◆ **Items from an interface collection**:
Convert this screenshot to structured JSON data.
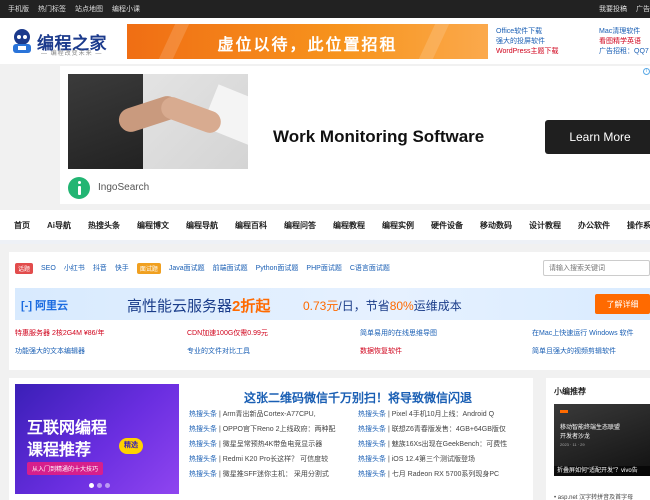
{
  "colors": {
    "brand": "#1b3a8c",
    "link": "#1a5fb4",
    "accent": "#f7941d",
    "red": "#d0021b"
  },
  "topbar": {
    "left": [
      "手机版",
      "热门标签",
      "站点地图",
      "编程小课"
    ],
    "right": [
      "我要投稿",
      "广告"
    ]
  },
  "header": {
    "logo_name": "编程之家",
    "logo_slogan": "— 编程改变未来 —",
    "banner_text": "虚位以待，此位置招租",
    "links_col1": [
      "Office软件下载",
      "强大的投屏软件",
      "WordPress主题下载"
    ],
    "links_col2": [
      "Mac清理软件",
      "看图精学英语",
      "广告招租：QQ7"
    ]
  },
  "ad": {
    "headline": "Work Monitoring Software",
    "button": "Learn More",
    "brand": "IngoSearch",
    "info_icon": "i"
  },
  "nav": [
    "首页",
    "Ai导航",
    "热搜头条",
    "编程博文",
    "编程导航",
    "编程百科",
    "编程问答",
    "编程教程",
    "编程实例",
    "硬件设备",
    "移动数码",
    "设计教程",
    "办公软件",
    "操作系统"
  ],
  "tags": {
    "badge1": "话题",
    "group1": [
      "SEO",
      "小红书",
      "抖音",
      "快手"
    ],
    "badge2": "面试题",
    "group2": [
      "Java面试题",
      "前端面试题",
      "Python面试题",
      "PHP面试题",
      "C语言面试题"
    ],
    "search_placeholder": "请输入搜索关键词"
  },
  "aliyun": {
    "logo": "阿里云",
    "main_a": "高性能云服务器",
    "main_b": "2折起",
    "price_a": "0.73元",
    "price_b": "/日，节省",
    "price_c": "80%",
    "price_d": "运维成本",
    "button": "了解详细"
  },
  "links": {
    "r1": [
      "特惠服务器 2核2G4M ¥86/年",
      "CDN加速100G仅需0.99元",
      "简单易用的在线思维导图",
      "在Mac上快速运行 Windows 软件"
    ],
    "r2": [
      "功能强大的文本编辑器",
      "专业的文件对比工具",
      "数据恢复软件",
      "简单且强大的视频剪辑软件"
    ]
  },
  "promo": {
    "line1": "互联网编程",
    "line2": "课程推荐",
    "badge": "精选",
    "line3": "从入门到精通的十大技巧"
  },
  "news": {
    "headline": "这张二维码微信千万别扫！将导致微信闪退",
    "category": "热搜头条",
    "left": [
      "Arm青出新品Cortex-A77CPU,",
      "OPPO官下Reno 2上线政府：两种配",
      "微星呈常预热4K带鱼电竞显示器",
      "Redmi K20 Pro长这样？ 可信度较",
      "微星推SFF迷你主机： 采用分割式"
    ],
    "right": [
      "Pixel 4手机10月上线：Android Q",
      "联想Z6青春版发售：4GB+64GB版仅",
      "魅族16Xs出现在GeekBench：可费性",
      "iOS 12.4第三个测试版登场",
      "七月 Radeon RX 5700系列现身PC"
    ]
  },
  "side": {
    "title": "小编推荐",
    "thumb_l1": "移动智能终端生态联盟",
    "thumb_l2": "开发者沙龙",
    "thumb_date": "2023 · 11 · 29",
    "caption": "折叠屏如何“适配开发”？vivo告",
    "item": "• asp.net 汉字转拼音及首字母"
  }
}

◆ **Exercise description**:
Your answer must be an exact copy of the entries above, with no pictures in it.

◆ **Answer to the problem**:
Convert this screenshot to structured JSON data.
{
  "colors": {
    "brand": "#1b3a8c",
    "link": "#1a5fb4",
    "accent": "#f7941d",
    "red": "#d0021b"
  },
  "topbar": {
    "left": [
      "手机版",
      "热门标签",
      "站点地图",
      "编程小课"
    ],
    "right": [
      "我要投稿",
      "广告"
    ]
  },
  "header": {
    "logo_name": "编程之家",
    "logo_slogan": "— 编程改变未来 —",
    "banner_text": "虚位以待，此位置招租",
    "links_col1": [
      "Office软件下载",
      "强大的投屏软件",
      "WordPress主题下载"
    ],
    "links_col2": [
      "Mac清理软件",
      "看图精学英语",
      "广告招租：QQ7"
    ]
  },
  "ad": {
    "headline": "Work Monitoring Software",
    "button": "Learn More",
    "brand": "IngoSearch",
    "info_icon": "i"
  },
  "nav": [
    "首页",
    "Ai导航",
    "热搜头条",
    "编程博文",
    "编程导航",
    "编程百科",
    "编程问答",
    "编程教程",
    "编程实例",
    "硬件设备",
    "移动数码",
    "设计教程",
    "办公软件",
    "操作系统"
  ],
  "tags": {
    "badge1": "话题",
    "group1": [
      "SEO",
      "小红书",
      "抖音",
      "快手"
    ],
    "badge2": "面试题",
    "group2": [
      "Java面试题",
      "前端面试题",
      "Python面试题",
      "PHP面试题",
      "C语言面试题"
    ],
    "search_placeholder": "请输入搜索关键词"
  },
  "aliyun": {
    "logo": "阿里云",
    "main_a": "高性能云服务器",
    "main_b": "2折起",
    "price_a": "0.73元",
    "price_b": "/日，节省",
    "price_c": "80%",
    "price_d": "运维成本",
    "button": "了解详细"
  },
  "links": {
    "r1": [
      "特惠服务器 2核2G4M ¥86/年",
      "CDN加速100G仅需0.99元",
      "简单易用的在线思维导图",
      "在Mac上快速运行 Windows 软件"
    ],
    "r2": [
      "功能强大的文本编辑器",
      "专业的文件对比工具",
      "数据恢复软件",
      "简单且强大的视频剪辑软件"
    ]
  },
  "promo": {
    "line1": "互联网编程",
    "line2": "课程推荐",
    "badge": "精选",
    "line3": "从入门到精通的十大技巧"
  },
  "news": {
    "headline": "这张二维码微信千万别扫！将导致微信闪退",
    "category": "热搜头条",
    "left": [
      "Arm青出新品Cortex-A77CPU,",
      "OPPO官下Reno 2上线政府：两种配",
      "微星呈常预热4K带鱼电竞显示器",
      "Redmi K20 Pro长这样？ 可信度较",
      "微星推SFF迷你主机： 采用分割式"
    ],
    "right": [
      "Pixel 4手机10月上线：Android Q",
      "联想Z6青春版发售：4GB+64GB版仅",
      "魅族16Xs出现在GeekBench：可费性",
      "iOS 12.4第三个测试版登场",
      "七月 Radeon RX 5700系列现身PC"
    ]
  },
  "side": {
    "title": "小编推荐",
    "thumb_l1": "移动智能终端生态联盟",
    "thumb_l2": "开发者沙龙",
    "thumb_date": "2023 · 11 · 29",
    "caption": "折叠屏如何“适配开发”？vivo告",
    "item": "• asp.net 汉字转拼音及首字母"
  }
}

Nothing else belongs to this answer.